Rotary International

The first four Rotarians (from left) :
Gustavus Loehr, Silvester Schiele,
Hiram Shorey, and Paul P. Harris,
circa 1905-12.

Paul P. Harris, an attorney, wanted to create a professional group with the same friendly spirit he felt in the small towns of his youth. On 23 February 1905, Harris, Gustavus Loehr, Silvester Schiele, and Hiram Shorey gathered at Loehr’s office in Room 711 of the Unity Building in downtown Chicago. This was the first Rotary club meeting. They decided to call the new club “Rotary” after the practice of rotating meeting locations.

Within five years clubs had formed across the country, from San Francisco to New York.
In August 1910, Rotarians held their first convention in Chicago. The 16 clubs that existed at that time united to form the National Association of Rotary Clubs.

In 1912, the name changed to International Association of Rotary Clubs to reflect the addition of clubs in other countries. The name Rotary International was adopted in 1922.
By July 1925, Rotary had grown to more than 2,000 clubs and an estimated 108,000 members on six continents.
Rotary’s reputation attracted presidents, prime ministers, and a host of other luminaries to its ranks — among them author Thomas Mann, diplomat Carlos P. Romulo, and composer Jean Sibelius.
As Rotary grew, members pooled their resources and used their talents to serve their communities. The organization's dedication to this ideal is best expressed in its motto: Service Above Self.
There are 1.2 million Rotarians in 34,000 clubs doing good all over the world. This network of clubs makes up Rotary International.
As a club member you help elect your own leaders each year, and your president works with your president-elect, officers, board members, and committee chairs to manage the club. Your club pays dues to RI, and in return RI provides resources, training, and programs to help your club run effectively.
Your club and others in your geographic area are part of a district, led by your district governor. Districts help clubs connect to each other and access Rotary resources. There are around 530 districts, and these are organized into 34 zones. Each zone has about the same number of Rotarians.
Rotary clubs sponsor other service clubs and groups that broaden our reach :

  • Interact, for young people ages 12-18
  • Rotaract, for young people ages 18-30
  • Rotary Community Corps, for non-Rotarians

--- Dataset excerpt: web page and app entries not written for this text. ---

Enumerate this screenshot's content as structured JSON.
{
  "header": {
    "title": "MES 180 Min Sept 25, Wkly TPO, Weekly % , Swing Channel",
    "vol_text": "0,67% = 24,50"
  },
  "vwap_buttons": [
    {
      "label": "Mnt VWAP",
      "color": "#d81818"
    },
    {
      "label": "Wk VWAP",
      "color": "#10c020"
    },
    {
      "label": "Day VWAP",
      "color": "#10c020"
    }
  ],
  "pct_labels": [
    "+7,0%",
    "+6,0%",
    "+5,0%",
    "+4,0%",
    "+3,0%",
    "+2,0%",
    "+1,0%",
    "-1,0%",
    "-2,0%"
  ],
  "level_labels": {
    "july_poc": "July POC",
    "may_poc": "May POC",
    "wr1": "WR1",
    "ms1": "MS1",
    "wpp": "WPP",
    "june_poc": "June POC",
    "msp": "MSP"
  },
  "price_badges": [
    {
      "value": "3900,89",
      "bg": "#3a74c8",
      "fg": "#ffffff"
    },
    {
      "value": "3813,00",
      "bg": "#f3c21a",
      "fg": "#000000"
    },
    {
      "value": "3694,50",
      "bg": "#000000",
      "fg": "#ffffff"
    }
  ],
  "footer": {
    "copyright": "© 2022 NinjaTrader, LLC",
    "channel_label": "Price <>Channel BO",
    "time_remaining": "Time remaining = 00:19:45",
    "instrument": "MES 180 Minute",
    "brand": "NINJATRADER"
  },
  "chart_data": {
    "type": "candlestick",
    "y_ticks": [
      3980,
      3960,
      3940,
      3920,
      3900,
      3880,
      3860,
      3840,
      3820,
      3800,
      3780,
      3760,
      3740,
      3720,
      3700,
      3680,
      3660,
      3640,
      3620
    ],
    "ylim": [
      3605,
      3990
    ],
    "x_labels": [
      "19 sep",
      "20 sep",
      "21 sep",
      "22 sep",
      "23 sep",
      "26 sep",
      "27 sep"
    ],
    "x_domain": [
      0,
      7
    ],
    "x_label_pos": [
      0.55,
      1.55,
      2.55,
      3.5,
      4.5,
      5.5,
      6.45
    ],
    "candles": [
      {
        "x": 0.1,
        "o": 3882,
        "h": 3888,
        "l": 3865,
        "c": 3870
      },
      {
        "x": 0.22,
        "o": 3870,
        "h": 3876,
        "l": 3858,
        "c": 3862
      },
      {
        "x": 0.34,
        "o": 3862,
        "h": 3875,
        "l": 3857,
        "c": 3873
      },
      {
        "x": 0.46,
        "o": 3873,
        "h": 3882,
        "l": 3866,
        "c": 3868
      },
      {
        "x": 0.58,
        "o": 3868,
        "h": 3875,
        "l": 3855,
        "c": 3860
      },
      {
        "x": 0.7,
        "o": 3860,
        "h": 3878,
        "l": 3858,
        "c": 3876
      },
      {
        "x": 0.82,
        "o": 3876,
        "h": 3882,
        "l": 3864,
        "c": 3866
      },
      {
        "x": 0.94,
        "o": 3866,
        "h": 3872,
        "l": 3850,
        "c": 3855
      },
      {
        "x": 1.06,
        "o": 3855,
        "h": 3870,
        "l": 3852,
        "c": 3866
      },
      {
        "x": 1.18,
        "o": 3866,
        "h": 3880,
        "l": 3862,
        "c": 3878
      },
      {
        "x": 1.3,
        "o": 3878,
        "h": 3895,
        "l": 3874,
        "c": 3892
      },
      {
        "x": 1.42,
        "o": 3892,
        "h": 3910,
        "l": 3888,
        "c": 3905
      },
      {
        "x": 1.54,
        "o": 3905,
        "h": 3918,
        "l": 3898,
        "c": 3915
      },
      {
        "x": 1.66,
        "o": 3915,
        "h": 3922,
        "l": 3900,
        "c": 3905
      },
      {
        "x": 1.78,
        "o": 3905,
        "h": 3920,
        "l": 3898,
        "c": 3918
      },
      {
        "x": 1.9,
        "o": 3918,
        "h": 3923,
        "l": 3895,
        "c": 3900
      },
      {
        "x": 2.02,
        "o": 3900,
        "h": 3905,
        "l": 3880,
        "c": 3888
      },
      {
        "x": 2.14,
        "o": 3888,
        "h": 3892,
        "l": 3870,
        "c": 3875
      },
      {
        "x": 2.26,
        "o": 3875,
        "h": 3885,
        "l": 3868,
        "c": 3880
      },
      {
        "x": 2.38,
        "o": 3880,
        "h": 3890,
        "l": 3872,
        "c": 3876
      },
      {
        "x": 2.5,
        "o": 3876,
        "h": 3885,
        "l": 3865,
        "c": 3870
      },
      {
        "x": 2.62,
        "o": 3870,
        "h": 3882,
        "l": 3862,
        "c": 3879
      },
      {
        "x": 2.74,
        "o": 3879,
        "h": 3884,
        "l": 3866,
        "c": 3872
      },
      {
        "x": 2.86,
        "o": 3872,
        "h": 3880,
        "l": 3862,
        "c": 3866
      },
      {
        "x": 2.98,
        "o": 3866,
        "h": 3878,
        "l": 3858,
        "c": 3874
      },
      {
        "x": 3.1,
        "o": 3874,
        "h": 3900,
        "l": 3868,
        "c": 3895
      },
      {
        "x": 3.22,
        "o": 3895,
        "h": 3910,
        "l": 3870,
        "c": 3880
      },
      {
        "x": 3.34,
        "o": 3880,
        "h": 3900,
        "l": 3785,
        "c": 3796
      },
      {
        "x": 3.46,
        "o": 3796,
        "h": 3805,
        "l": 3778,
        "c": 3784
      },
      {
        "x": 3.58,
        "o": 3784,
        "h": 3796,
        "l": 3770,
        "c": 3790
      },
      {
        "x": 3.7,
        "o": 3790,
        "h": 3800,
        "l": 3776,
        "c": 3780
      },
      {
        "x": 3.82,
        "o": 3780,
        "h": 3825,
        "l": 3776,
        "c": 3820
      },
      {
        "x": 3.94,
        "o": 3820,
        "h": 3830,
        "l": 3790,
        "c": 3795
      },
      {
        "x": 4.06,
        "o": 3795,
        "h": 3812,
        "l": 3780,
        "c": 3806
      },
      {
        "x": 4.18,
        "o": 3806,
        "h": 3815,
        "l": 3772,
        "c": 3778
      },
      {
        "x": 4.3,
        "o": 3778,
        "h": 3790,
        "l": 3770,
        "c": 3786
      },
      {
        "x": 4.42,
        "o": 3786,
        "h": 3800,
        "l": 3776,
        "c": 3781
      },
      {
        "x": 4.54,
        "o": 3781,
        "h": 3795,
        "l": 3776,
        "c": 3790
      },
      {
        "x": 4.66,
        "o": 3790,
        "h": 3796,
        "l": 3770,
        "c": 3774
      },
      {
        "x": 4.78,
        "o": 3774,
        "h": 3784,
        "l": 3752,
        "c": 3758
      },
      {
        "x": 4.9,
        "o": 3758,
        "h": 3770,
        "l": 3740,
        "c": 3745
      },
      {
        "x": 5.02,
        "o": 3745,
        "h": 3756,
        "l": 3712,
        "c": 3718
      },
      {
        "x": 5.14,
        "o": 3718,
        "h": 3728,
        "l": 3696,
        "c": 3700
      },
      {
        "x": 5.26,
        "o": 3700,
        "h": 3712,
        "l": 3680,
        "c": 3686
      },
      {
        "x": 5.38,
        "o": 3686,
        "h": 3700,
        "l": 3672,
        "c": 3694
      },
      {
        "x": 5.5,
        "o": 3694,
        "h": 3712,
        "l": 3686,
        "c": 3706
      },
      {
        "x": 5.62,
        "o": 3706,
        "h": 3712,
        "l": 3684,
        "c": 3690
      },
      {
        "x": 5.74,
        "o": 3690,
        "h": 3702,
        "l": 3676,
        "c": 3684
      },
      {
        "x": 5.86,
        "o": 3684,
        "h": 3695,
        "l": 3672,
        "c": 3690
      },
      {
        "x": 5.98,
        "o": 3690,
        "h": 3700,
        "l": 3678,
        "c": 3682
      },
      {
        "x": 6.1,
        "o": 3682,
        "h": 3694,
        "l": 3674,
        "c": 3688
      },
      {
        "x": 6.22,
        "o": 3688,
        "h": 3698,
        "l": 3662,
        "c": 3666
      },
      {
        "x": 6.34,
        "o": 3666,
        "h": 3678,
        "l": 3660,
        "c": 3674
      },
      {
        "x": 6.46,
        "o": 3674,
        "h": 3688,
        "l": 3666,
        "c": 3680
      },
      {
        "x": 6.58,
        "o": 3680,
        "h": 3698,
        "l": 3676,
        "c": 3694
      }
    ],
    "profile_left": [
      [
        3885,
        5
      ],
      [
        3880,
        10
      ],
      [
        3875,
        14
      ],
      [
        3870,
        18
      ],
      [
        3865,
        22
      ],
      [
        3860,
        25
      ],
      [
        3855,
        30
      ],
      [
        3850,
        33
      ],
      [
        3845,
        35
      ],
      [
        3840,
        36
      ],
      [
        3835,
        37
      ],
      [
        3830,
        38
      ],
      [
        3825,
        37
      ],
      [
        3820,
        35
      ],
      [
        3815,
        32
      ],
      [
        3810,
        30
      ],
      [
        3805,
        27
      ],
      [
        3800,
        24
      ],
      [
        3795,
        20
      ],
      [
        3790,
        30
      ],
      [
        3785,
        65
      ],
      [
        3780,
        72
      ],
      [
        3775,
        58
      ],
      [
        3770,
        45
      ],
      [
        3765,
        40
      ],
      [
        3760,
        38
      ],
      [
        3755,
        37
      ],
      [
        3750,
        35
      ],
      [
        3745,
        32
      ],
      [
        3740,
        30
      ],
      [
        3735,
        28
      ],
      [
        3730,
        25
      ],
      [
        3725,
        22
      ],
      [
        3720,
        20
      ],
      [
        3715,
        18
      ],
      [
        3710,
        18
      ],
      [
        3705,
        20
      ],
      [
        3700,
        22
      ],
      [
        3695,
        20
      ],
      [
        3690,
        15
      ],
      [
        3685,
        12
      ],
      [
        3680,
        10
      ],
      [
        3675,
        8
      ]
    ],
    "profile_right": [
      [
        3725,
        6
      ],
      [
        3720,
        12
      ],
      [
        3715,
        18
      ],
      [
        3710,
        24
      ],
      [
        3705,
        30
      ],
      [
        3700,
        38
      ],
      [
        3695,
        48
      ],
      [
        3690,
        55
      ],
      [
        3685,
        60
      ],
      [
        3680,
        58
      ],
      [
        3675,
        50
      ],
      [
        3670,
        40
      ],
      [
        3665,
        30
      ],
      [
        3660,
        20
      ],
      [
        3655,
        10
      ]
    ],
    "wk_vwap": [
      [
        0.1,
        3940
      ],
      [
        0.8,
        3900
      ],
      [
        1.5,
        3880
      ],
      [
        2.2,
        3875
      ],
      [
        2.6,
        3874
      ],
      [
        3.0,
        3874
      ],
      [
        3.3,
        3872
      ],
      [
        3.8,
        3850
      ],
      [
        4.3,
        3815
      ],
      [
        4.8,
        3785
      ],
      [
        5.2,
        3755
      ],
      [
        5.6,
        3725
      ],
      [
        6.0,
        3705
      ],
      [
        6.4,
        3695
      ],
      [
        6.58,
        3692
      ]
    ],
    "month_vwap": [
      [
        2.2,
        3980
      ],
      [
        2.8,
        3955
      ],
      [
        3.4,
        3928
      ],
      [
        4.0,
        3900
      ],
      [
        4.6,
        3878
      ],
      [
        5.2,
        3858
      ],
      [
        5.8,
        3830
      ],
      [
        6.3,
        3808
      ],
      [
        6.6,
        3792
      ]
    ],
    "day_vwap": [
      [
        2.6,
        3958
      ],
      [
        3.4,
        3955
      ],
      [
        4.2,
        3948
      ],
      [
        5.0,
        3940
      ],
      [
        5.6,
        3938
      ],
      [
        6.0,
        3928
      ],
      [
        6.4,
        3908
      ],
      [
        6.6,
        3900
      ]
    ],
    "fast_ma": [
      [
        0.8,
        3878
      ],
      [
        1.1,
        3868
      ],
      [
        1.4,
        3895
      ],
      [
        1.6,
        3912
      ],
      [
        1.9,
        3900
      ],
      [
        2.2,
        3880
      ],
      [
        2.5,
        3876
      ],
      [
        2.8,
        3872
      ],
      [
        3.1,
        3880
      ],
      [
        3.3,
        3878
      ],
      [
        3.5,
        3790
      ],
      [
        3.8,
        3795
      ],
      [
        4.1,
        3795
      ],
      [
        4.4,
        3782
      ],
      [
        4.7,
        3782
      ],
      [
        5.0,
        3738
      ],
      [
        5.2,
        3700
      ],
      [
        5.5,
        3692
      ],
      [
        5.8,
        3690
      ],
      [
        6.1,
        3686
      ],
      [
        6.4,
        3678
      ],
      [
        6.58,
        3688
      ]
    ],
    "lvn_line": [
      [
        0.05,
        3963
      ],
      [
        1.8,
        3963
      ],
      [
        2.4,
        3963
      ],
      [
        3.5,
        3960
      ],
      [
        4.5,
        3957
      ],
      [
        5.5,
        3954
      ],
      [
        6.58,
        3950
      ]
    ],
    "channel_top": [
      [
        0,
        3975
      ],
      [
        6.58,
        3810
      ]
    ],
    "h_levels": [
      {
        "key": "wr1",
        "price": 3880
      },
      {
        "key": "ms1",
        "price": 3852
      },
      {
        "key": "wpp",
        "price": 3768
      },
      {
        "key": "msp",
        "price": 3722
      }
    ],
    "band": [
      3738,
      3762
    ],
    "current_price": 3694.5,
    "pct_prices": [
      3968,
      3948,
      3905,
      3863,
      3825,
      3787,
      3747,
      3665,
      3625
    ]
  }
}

We unite leaders from all continents, cultures, and occupations to exchange ideas and take action in communities around the world. Explore our diverse history, learn about our structure and leadership, and explore our priorities and financials to discover how we connect lives and drive positive change.

For more details please visit www.rotary.org